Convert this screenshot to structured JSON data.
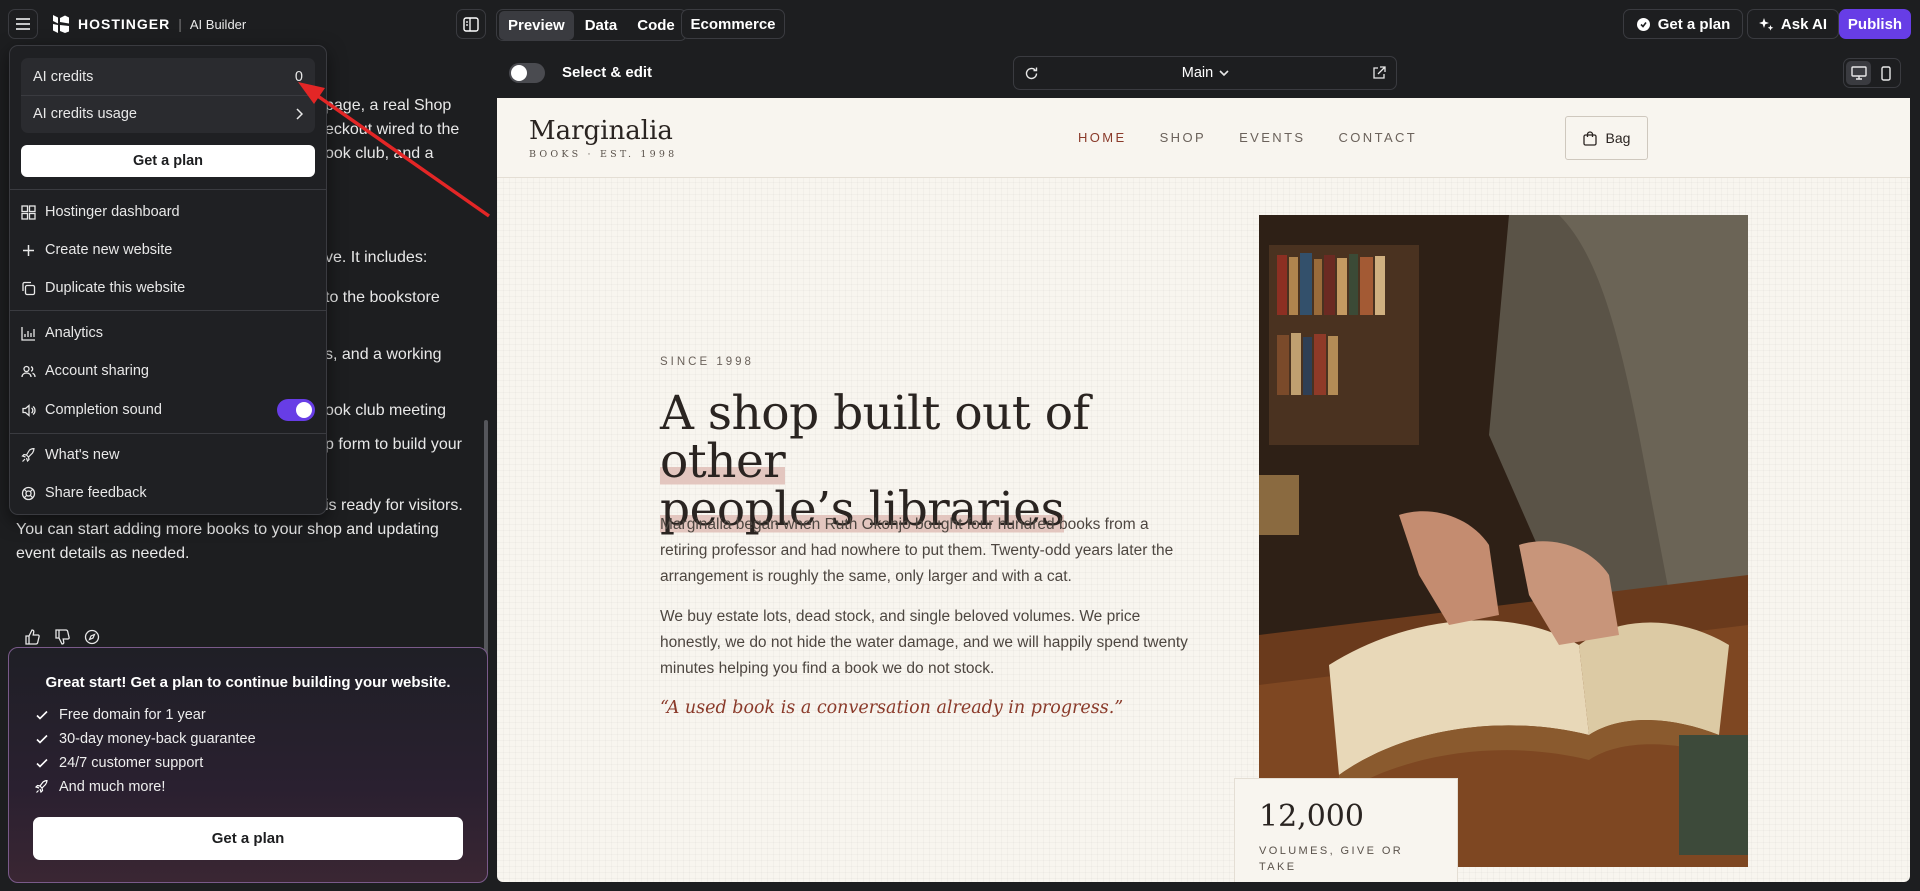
{
  "topbar": {
    "brand": "HOSTINGER",
    "separator": "|",
    "product": "AI Builder",
    "tabs": [
      {
        "label": "Preview",
        "active": true
      },
      {
        "label": "Data",
        "active": false
      },
      {
        "label": "Code",
        "active": false
      }
    ],
    "ecommerce": "Ecommerce",
    "get_plan": "Get a plan",
    "ask_ai": "Ask AI",
    "publish": "Publish",
    "accent": "#673de6"
  },
  "chat": {
    "fragments": [
      "page, a real Shop",
      "eckout wired to the",
      "ook club, and a",
      "ve. It includes:",
      "to the bookstore",
      "s, and a working",
      "ook club meeting",
      "p form to build your",
      "is ready for visitors."
    ],
    "message_lines": [
      "You can start adding more books to your shop and updating",
      "event details as needed."
    ]
  },
  "menu": {
    "credits_label": "AI credits",
    "credits_value": "0",
    "usage_label": "AI credits usage",
    "get_plan": "Get a plan",
    "items": [
      {
        "label": "Hostinger dashboard",
        "icon": "dashboard-icon"
      },
      {
        "label": "Create new website",
        "icon": "plus-icon"
      },
      {
        "label": "Duplicate this website",
        "icon": "duplicate-icon"
      },
      {
        "label": "Analytics",
        "icon": "analytics-icon"
      },
      {
        "label": "Account sharing",
        "icon": "users-icon"
      },
      {
        "label": "Completion sound",
        "icon": "speaker-icon",
        "toggle_on": true
      },
      {
        "label": "What's new",
        "icon": "rocket-icon"
      },
      {
        "label": "Share feedback",
        "icon": "feedback-icon"
      }
    ]
  },
  "promo": {
    "title": "Great start! Get a plan to continue building your website.",
    "features": [
      "Free domain for 1 year",
      "30-day money-back guarantee",
      "24/7 customer support",
      "And much more!"
    ],
    "button": "Get a plan"
  },
  "editbar": {
    "select_edit": "Select & edit",
    "page": "Main"
  },
  "site": {
    "logo_name": "Marginalia",
    "logo_tag": "BOOKS · EST. 1998",
    "nav": [
      "HOME",
      "SHOP",
      "EVENTS",
      "CONTACT"
    ],
    "bag": "Bag",
    "since": "SINCE 1998",
    "title_a": "A shop built out of ",
    "title_b": "other",
    "title_c": "people’s libraries",
    "para1": "Marginalia began when Ruth Okonjo bought four hundred books from a retiring professor and had nowhere to put them. Twenty-odd years later the arrangement is roughly the same, only larger and with a cat.",
    "para2": "We buy estate lots, dead stock, and single beloved volumes. We price honestly, we do not hide the water damage, and we will happily spend twenty minutes helping you find a book we do not stock.",
    "quote": "“A used book is a conversation already in progress.”",
    "stat_number": "12,000",
    "stat_label": "VOLUMES, GIVE OR TAKE"
  }
}
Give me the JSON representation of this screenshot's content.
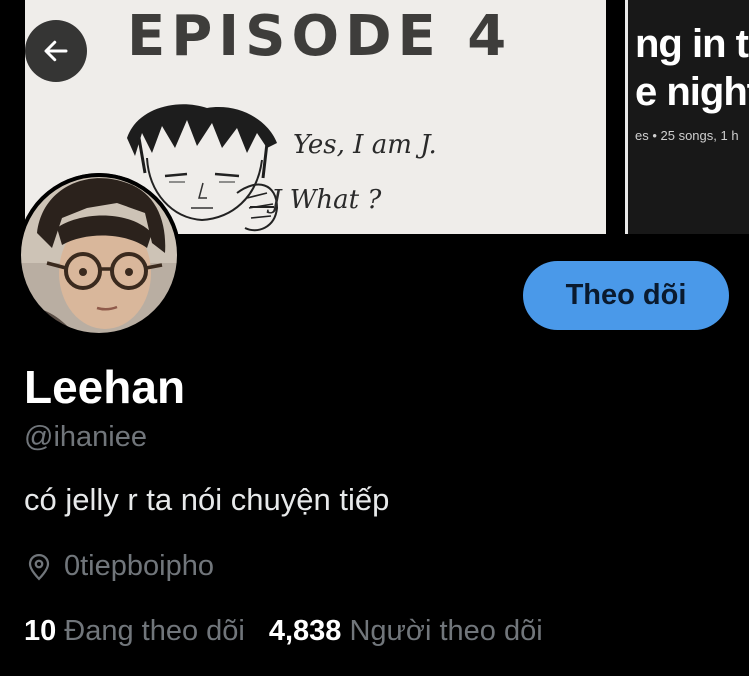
{
  "banner": {
    "episode_title": "EPISODE 4",
    "speech_line1": "Yes, I am J.",
    "speech_line2": "J What ?",
    "playlist_title_line1": "ng in t",
    "playlist_title_line2": "e night",
    "playlist_meta": "es • 25 songs, 1 h"
  },
  "profile": {
    "follow_button_label": "Theo dõi",
    "display_name": "Leehan",
    "handle": "@ihaniee",
    "bio": "có jelly r ta nói chuyện tiếp",
    "location": "0tiepboipho",
    "following_count": "10",
    "following_label": "Đang theo dõi",
    "followers_count": "4,838",
    "followers_label": "Người theo dõi"
  },
  "colors": {
    "background": "#000000",
    "accent_button": "#4a99e9",
    "secondary_text": "#71767b",
    "primary_text": "#e7e9ea"
  },
  "icons": {
    "back": "arrow-left-icon",
    "location": "location-pin-icon"
  }
}
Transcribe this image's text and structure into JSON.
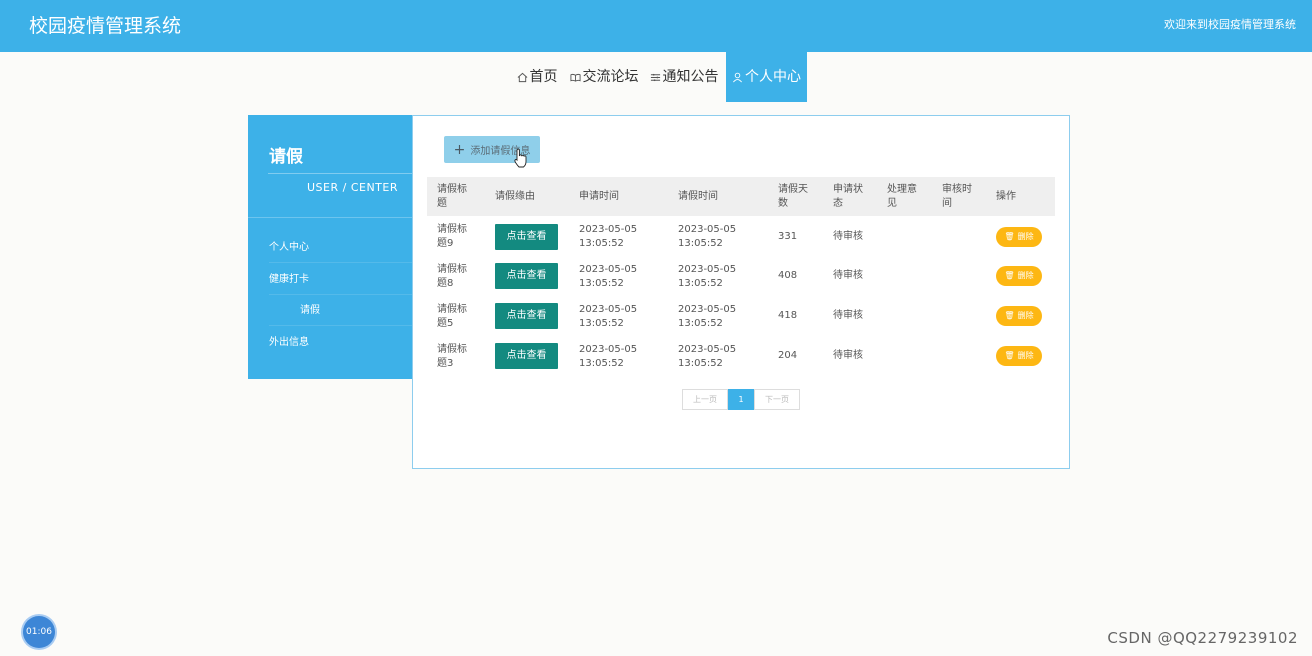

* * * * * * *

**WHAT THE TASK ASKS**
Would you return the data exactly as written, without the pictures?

**ANSWER AREA**
Convert this screenshot to structured JSON data.
{
  "topbar": {
    "brand": "HOSTINGER",
    "separator": "|",
    "product": "AI Builder",
    "tabs": [
      {
        "label": "Preview",
        "active": true
      },
      {
        "label": "Data",
        "active": false
      },
      {
        "label": "Code",
        "active": false
      }
    ],
    "ecommerce": "Ecommerce",
    "get_plan": "Get a plan",
    "ask_ai": "Ask AI",
    "publish": "Publish",
    "accent": "#673de6"
  },
  "chat": {
    "fragments": [
      "page, a real Shop",
      "eckout wired to the",
      "ook club, and a",
      "ve. It includes:",
      "to the bookstore",
      "s, and a working",
      "ook club meeting",
      "p form to build your",
      "is ready for visitors."
    ],
    "message_lines": [
      "You can start adding more books to your shop and updating",
      "event details as needed."
    ]
  },
  "menu": {
    "credits_label": "AI credits",
    "credits_value": "0",
    "usage_label": "AI credits usage",
    "get_plan": "Get a plan",
    "items": [
      {
        "label": "Hostinger dashboard",
        "icon": "dashboard-icon"
      },
      {
        "label": "Create new website",
        "icon": "plus-icon"
      },
      {
        "label": "Duplicate this website",
        "icon": "duplicate-icon"
      },
      {
        "label": "Analytics",
        "icon": "analytics-icon"
      },
      {
        "label": "Account sharing",
        "icon": "users-icon"
      },
      {
        "label": "Completion sound",
        "icon": "speaker-icon",
        "toggle_on": true
      },
      {
        "label": "What's new",
        "icon": "rocket-icon"
      },
      {
        "label": "Share feedback",
        "icon": "feedback-icon"
      }
    ]
  },
  "promo": {
    "title": "Great start! Get a plan to continue building your website.",
    "features": [
      "Free domain for 1 year",
      "30-day money-back guarantee",
      "24/7 customer support",
      "And much more!"
    ],
    "button": "Get a plan"
  },
  "editbar": {
    "select_edit": "Select & edit",
    "page": "Main"
  },
  "site": {
    "logo_name": "Marginalia",
    "logo_tag": "BOOKS · EST. 1998",
    "nav": [
      "HOME",
      "SHOP",
      "EVENTS",
      "CONTACT"
    ],
    "bag": "Bag",
    "since": "SINCE 1998",
    "title_a": "A shop built out of ",
    "title_b": "other",
    "title_c": "people’s libraries",
    "para1": "Marginalia began when Ruth Okonjo bought four hundred books from a retiring professor and had nowhere to put them. Twenty-odd years later the arrangement is roughly the same, only larger and with a cat.",
    "para2": "We buy estate lots, dead stock, and single beloved volumes. We price honestly, we do not hide the water damage, and we will happily spend twenty minutes helping you find a book we do not stock.",
    "quote": "“A used book is a conversation already in progress.”",
    "stat_number": "12,000",
    "stat_label": "VOLUMES, GIVE OR TAKE"
  }
}
Give me the JSON representation of this screenshot's content.
{
  "banner": {
    "episode_title": "EPISODE 4",
    "speech_line1": "Yes, I am J.",
    "speech_line2": "J What ?",
    "playlist_title_line1": "ng in t",
    "playlist_title_line2": "e night",
    "playlist_meta": "es • 25 songs, 1 h"
  },
  "profile": {
    "follow_button_label": "Theo dõi",
    "display_name": "Leehan",
    "handle": "@ihaniee",
    "bio": "có jelly r ta nói chuyện tiếp",
    "location": "0tiepboipho",
    "following_count": "10",
    "following_label": "Đang theo dõi",
    "followers_count": "4,838",
    "followers_label": "Người theo dõi"
  },
  "colors": {
    "background": "#000000",
    "accent_button": "#4a99e9",
    "secondary_text": "#71767b",
    "primary_text": "#e7e9ea"
  },
  "icons": {
    "back": "arrow-left-icon",
    "location": "location-pin-icon"
  }
}
Transcribe this image's text and structure into JSON.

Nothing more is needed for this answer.